As I mentioned last week, the Lowy Institute's Reports From a Turbulent Decade, our tenth anniversary anthology, is now available in bookshops and online (just in time for Father's Day).

Reports from a Turbulent Decade coverWith speculation building that the US is about to intervene in the Syria conflict, this is a good moment to extract part of Owen Harries' contribution to the anthology, After Iraq. Owen was a senior Australian diplomat and founding editor-in-chief of The National Interest from 1985 to 2001. Here are some of the lessons he offered in 2006 for America's post-Iraq foreign policy:

  • If you destroy an existing order, you are saddled with mess and the responsibility for putting something workable in its place. As former secretary of state Colin Powell succinctly put it to president George W Bush before Iraq, quoting the warning displayed in china shops: ‘You break it, you own it.’ It will be particularly important to keep this in mind in formulating policy towards Iran, a bigger country than Iraq, in the near future.
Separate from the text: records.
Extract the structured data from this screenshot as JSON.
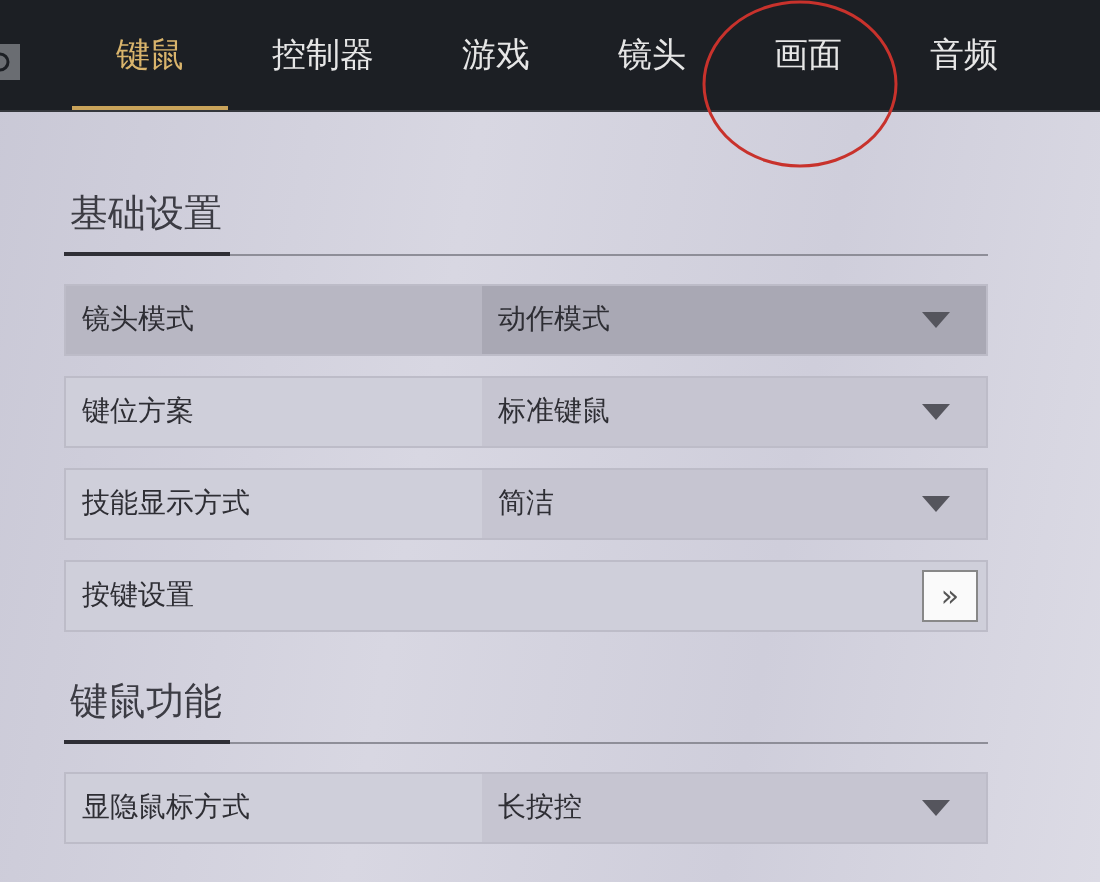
{
  "tabs": [
    {
      "label": "键鼠",
      "selected": true
    },
    {
      "label": "控制器",
      "selected": false
    },
    {
      "label": "游戏",
      "selected": false
    },
    {
      "label": "镜头",
      "selected": false
    },
    {
      "label": "画面",
      "selected": false
    },
    {
      "label": "音频",
      "selected": false
    }
  ],
  "sections": [
    {
      "title": "基础设置",
      "rows": [
        {
          "kind": "dropdown",
          "label": "镜头模式",
          "value": "动作模式",
          "selected": true
        },
        {
          "kind": "dropdown",
          "label": "键位方案",
          "value": "标准键鼠",
          "selected": false
        },
        {
          "kind": "dropdown",
          "label": "技能显示方式",
          "value": "简洁",
          "selected": false
        },
        {
          "kind": "link",
          "label": "按键设置",
          "button": "»",
          "selected": false
        }
      ]
    },
    {
      "title": "键鼠功能",
      "rows": [
        {
          "kind": "dropdown",
          "label": "显隐鼠标方式",
          "value": "长按控",
          "selected": false
        }
      ]
    }
  ]
}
  • It is prudent not to allow too blatant a discrepancy to develop between your ends and your means. The moral costs of doing so are likely to come high. Thus, if you claim to be promoting freedom, democracy and the rule of law, it will be dangerous to your image and credibility to engage in torture, or ‘extraordinary rendition’, or to violate habeas corpus. The more elevated your moral claims, the more blatant the discrepancy.
  • The claim that double standards in one’s favour are justified – a claim often made by neo-conservatives – fits badly with claims of moral superiority. To say that I am justified in behaving worse than you because I am morally superior to you does not really carry conviction.
  • In considering the extent to which other countries should trust America to use its vast power in a non-threatening way, Americans should consider the extent to which they themselves are prepared to trust other states, even states which have much less power than the United States. Trust is a scarce commodity in international politics.